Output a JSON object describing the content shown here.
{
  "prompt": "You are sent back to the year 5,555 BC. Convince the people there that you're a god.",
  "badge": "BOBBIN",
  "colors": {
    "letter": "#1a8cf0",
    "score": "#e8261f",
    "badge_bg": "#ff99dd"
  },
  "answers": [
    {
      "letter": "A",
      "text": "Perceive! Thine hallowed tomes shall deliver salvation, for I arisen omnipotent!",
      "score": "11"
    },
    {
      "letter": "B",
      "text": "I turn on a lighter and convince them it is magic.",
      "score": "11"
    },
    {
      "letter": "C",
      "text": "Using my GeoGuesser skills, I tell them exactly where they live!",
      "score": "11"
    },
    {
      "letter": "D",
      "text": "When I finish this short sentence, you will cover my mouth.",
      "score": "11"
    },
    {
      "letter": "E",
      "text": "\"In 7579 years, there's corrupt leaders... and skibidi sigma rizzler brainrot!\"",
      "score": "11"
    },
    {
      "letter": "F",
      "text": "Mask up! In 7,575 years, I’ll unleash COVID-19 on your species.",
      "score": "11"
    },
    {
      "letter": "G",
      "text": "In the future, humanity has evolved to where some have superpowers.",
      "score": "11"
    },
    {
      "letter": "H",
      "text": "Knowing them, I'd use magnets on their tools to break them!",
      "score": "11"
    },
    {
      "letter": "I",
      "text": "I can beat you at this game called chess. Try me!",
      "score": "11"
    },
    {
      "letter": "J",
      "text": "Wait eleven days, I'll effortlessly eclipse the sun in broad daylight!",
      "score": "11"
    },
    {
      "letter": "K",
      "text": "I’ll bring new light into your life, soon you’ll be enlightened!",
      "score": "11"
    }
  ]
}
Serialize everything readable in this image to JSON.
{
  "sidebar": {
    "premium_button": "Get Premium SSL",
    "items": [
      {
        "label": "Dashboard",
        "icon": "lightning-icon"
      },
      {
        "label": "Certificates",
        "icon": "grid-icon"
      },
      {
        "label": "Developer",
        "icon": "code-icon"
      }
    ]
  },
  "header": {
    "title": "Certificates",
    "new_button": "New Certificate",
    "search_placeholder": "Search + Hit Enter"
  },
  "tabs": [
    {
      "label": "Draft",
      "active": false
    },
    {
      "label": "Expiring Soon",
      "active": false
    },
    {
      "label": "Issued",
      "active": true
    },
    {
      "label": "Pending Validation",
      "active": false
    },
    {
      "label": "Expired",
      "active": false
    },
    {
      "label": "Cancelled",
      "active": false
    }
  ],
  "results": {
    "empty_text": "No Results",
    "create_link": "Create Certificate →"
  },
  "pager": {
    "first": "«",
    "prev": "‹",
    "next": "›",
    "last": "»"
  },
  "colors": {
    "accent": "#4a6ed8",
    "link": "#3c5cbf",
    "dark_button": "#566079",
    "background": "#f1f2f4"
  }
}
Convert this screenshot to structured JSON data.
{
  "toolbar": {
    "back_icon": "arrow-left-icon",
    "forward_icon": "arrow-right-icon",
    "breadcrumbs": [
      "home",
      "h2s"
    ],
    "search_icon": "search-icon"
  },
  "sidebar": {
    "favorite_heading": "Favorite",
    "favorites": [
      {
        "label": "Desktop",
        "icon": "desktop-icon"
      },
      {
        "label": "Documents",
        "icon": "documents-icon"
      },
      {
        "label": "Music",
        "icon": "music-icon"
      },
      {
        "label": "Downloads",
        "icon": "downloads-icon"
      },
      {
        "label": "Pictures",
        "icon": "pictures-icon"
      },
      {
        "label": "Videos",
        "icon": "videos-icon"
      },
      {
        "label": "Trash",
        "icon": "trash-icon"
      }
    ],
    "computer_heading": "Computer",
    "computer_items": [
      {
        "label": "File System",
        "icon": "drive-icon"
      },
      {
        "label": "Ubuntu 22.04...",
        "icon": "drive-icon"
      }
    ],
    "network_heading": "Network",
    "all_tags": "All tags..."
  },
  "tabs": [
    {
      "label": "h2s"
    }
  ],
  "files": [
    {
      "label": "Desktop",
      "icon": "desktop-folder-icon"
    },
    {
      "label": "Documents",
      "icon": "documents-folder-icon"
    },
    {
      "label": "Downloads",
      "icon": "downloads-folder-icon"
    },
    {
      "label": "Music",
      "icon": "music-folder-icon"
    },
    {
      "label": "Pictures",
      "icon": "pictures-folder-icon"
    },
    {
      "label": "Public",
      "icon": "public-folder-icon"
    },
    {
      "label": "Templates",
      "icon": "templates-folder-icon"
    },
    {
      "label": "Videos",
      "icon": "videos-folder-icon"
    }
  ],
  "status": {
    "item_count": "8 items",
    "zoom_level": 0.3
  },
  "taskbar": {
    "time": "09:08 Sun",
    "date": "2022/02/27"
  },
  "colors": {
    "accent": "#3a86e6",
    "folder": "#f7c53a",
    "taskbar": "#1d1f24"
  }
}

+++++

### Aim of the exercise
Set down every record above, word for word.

### Your solution
Output a JSON object describing the content shown here.
{
  "prompt": "You are sent back to the year 5,555 BC. Convince the people there that you're a god.",
  "badge": "BOBBIN",
  "colors": {
    "letter": "#1a8cf0",
    "score": "#e8261f",
    "badge_bg": "#ff99dd"
  },
  "answers": [
    {
      "letter": "A",
      "text": "Perceive! Thine hallowed tomes shall deliver salvation, for I arisen omnipotent!",
      "score": "11"
    },
    {
      "letter": "B",
      "text": "I turn on a lighter and convince them it is magic.",
      "score": "11"
    },
    {
      "letter": "C",
      "text": "Using my GeoGuesser skills, I tell them exactly where they live!",
      "score": "11"
    },
    {
      "letter": "D",
      "text": "When I finish this short sentence, you will cover my mouth.",
      "score": "11"
    },
    {
      "letter": "E",
      "text": "\"In 7579 years, there's corrupt leaders... and skibidi sigma rizzler brainrot!\"",
      "score": "11"
    },
    {
      "letter": "F",
      "text": "Mask up! In 7,575 years, I’ll unleash COVID-19 on your species.",
      "score": "11"
    },
    {
      "letter": "G",
      "text": "In the future, humanity has evolved to where some have superpowers.",
      "score": "11"
    },
    {
      "letter": "H",
      "text": "Knowing them, I'd use magnets on their tools to break them!",
      "score": "11"
    },
    {
      "letter": "I",
      "text": "I can beat you at this game called chess. Try me!",
      "score": "11"
    },
    {
      "letter": "J",
      "text": "Wait eleven days, I'll effortlessly eclipse the sun in broad daylight!",
      "score": "11"
    },
    {
      "letter": "K",
      "text": "I’ll bring new light into your life, soon you’ll be enlightened!",
      "score": "11"
    }
  ]
}
Serialize everything readable in this image to JSON.
{
  "sidebar": {
    "premium_button": "Get Premium SSL",
    "items": [
      {
        "label": "Dashboard",
        "icon": "lightning-icon"
      },
      {
        "label": "Certificates",
        "icon": "grid-icon"
      },
      {
        "label": "Developer",
        "icon": "code-icon"
      }
    ]
  },
  "header": {
    "title": "Certificates",
    "new_button": "New Certificate",
    "search_placeholder": "Search + Hit Enter"
  },
  "tabs": [
    {
      "label": "Draft",
      "active": false
    },
    {
      "label": "Expiring Soon",
      "active": false
    },
    {
      "label": "Issued",
      "active": true
    },
    {
      "label": "Pending Validation",
      "active": false
    },
    {
      "label": "Expired",
      "active": false
    },
    {
      "label": "Cancelled",
      "active": false
    }
  ],
  "results": {
    "empty_text": "No Results",
    "create_link": "Create Certificate →"
  },
  "pager": {
    "first": "«",
    "prev": "‹",
    "next": "›",
    "last": "»"
  },
  "colors": {
    "accent": "#4a6ed8",
    "link": "#3c5cbf",
    "dark_button": "#566079",
    "background": "#f1f2f4"
  }
}
Convert this screenshot to structured JSON data.
{
  "toolbar": {
    "back_icon": "arrow-left-icon",
    "forward_icon": "arrow-right-icon",
    "breadcrumbs": [
      "home",
      "h2s"
    ],
    "search_icon": "search-icon"
  },
  "sidebar": {
    "favorite_heading": "Favorite",
    "favorites": [
      {
        "label": "Desktop",
        "icon": "desktop-icon"
      },
      {
        "label": "Documents",
        "icon": "documents-icon"
      },
      {
        "label": "Music",
        "icon": "music-icon"
      },
      {
        "label": "Downloads",
        "icon": "downloads-icon"
      },
      {
        "label": "Pictures",
        "icon": "pictures-icon"
      },
      {
        "label": "Videos",
        "icon": "videos-icon"
      },
      {
        "label": "Trash",
        "icon": "trash-icon"
      }
    ],
    "computer_heading": "Computer",
    "computer_items": [
      {
        "label": "File System",
        "icon": "drive-icon"
      },
      {
        "label": "Ubuntu 22.04...",
        "icon": "drive-icon"
      }
    ],
    "network_heading": "Network",
    "all_tags": "All tags..."
  },
  "tabs": [
    {
      "label": "h2s"
    }
  ],
  "files": [
    {
      "label": "Desktop",
      "icon": "desktop-folder-icon"
    },
    {
      "label": "Documents",
      "icon": "documents-folder-icon"
    },
    {
      "label": "Downloads",
      "icon": "downloads-folder-icon"
    },
    {
      "label": "Music",
      "icon": "music-folder-icon"
    },
    {
      "label": "Pictures",
      "icon": "pictures-folder-icon"
    },
    {
      "label": "Public",
      "icon": "public-folder-icon"
    },
    {
      "label": "Templates",
      "icon": "templates-folder-icon"
    },
    {
      "label": "Videos",
      "icon": "videos-folder-icon"
    }
  ],
  "status": {
    "item_count": "8 items",
    "zoom_level": 0.3
  },
  "taskbar": {
    "time": "09:08 Sun",
    "date": "2022/02/27"
  },
  "colors": {
    "accent": "#3a86e6",
    "folder": "#f7c53a",
    "taskbar": "#1d1f24"
  }
}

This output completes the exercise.